Provided data »
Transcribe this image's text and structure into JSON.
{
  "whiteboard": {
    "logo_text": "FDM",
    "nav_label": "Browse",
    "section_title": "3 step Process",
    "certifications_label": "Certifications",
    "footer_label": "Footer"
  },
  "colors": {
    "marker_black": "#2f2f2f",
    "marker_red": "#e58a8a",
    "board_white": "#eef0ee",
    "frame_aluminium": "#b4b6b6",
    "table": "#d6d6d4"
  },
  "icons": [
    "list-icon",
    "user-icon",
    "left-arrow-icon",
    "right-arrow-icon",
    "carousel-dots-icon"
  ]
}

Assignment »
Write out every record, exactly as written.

Problem solution »
Transcribe this image's text and structure into JSON.
{
  "whiteboard": {
    "logo_text": "FDM",
    "nav_label": "Browse",
    "section_title": "3 step Process",
    "certifications_label": "Certifications",
    "footer_label": "Footer"
  },
  "colors": {
    "marker_black": "#2f2f2f",
    "marker_red": "#e58a8a",
    "board_white": "#eef0ee",
    "frame_aluminium": "#b4b6b6",
    "table": "#d6d6d4"
  },
  "icons": [
    "list-icon",
    "user-icon",
    "left-arrow-icon",
    "right-arrow-icon",
    "carousel-dots-icon"
  ]
}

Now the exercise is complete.